If you’re looking for a healthy snack, nuts might seem like a sure-fire win. But there are ways to go very, very wrong with picking up some nuts, so let’s take a look at some that might ruin all of your best intentions, and might even make you sick. Below are 4 nuts you need to avoid eating.

1. Bitter almonds

Almonds might be delicious, but bitter almonds can be deadly. The kind we eat by the handful are sweet almonds, but bitter almonds are apricot kernels. Even though they’re what gives that almond flavor to things like marzipan, eating them raw is dangerous. Raw bitter almonds are filled with a type of cyanide, and when they’re prepared properly, they’re cyanide-free and used as spices or flavorings.

2. Peanuts

Peanuts are a common enough snack, but there are a few things you should be aware of. A serving(1.5 ounces) will give you some valuable vitamins and nutrients, that same serving size is going to account for a big chunk of your daily calorie intake. If you’re sitting on the couch and munching peanuts while you’re watching television, that’s going to add up fast and just half a cup is a fifth of your calories for the day.

Peanuts are also associated with something called aflatoxins. So, Since they’ve been linked to an increase in the risk of liver cancer, it’s vitally important to make sure you don’t eat any peanuts that look moldy or discolored.

3. Horse chestnuts

Chestnuts are one of the nuts you need to eat more of, but you should never, ever eat horse chestnuts. They look similar both are the same color brown, and both have a lighter brown spot but horse chestnuts are completely smooth. The good kind of chestnuts have a little point, and the difference is crucial.

Despite how similar they look, horse chestnuts and chestnuts aren’t related. Every part of the horse chestnut has a toxin that causes vomiting and, in large enough doses, paralysis.

4. Pine nuts

Pine nuts might be just the finishing touch a recipe calls for, but there’s a weird and completely unexplained thing that can happen when you eat them. It’s called pine mouth or pine nut syndrome, and it’s a temporary thing that usually develops somewhere between 12 and 48 hours after eating the nuts.
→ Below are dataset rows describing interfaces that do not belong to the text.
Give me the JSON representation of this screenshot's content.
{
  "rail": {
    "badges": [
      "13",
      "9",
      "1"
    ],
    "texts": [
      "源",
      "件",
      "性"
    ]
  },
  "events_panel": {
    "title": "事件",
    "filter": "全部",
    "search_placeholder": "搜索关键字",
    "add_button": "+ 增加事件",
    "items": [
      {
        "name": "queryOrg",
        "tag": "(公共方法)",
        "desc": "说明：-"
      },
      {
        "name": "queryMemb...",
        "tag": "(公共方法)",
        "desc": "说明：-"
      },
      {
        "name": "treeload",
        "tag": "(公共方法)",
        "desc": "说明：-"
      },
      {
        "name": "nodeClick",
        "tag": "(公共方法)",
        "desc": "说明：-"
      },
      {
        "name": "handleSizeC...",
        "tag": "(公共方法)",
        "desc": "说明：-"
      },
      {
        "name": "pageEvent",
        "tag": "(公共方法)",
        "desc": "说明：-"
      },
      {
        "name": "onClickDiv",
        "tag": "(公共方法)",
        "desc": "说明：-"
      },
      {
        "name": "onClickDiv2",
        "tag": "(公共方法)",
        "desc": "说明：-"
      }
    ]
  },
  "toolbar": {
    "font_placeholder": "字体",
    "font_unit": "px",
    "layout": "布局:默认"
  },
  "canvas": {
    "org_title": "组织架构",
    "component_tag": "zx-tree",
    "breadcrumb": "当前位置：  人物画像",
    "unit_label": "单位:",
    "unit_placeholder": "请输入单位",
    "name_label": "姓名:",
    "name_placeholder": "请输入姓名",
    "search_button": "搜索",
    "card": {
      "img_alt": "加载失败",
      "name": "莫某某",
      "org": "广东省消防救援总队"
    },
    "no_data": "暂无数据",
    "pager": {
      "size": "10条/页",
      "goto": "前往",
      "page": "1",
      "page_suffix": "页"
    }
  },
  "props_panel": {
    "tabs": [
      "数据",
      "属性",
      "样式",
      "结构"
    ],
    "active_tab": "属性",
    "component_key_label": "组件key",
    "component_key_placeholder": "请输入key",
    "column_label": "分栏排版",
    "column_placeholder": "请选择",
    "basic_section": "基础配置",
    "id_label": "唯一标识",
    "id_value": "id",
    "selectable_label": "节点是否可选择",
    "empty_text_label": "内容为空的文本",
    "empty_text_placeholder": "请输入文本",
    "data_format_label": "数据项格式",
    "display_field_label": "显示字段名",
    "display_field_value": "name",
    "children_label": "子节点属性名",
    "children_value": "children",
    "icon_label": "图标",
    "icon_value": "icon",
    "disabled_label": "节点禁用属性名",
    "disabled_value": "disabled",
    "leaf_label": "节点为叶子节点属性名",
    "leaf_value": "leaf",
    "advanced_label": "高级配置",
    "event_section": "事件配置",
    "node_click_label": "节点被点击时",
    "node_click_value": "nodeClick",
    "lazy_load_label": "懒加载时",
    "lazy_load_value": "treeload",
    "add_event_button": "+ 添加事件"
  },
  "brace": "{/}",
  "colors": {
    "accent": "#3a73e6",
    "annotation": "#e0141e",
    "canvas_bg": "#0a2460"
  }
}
For a time, everything else will taste bitter, metallic, or rancid, and some people have had the taste last for months. For most, it subsides after a few days to a couple of weeks. The FDA has issued an alert, but there’s been no confirmation as to what causes it and how to prevent it.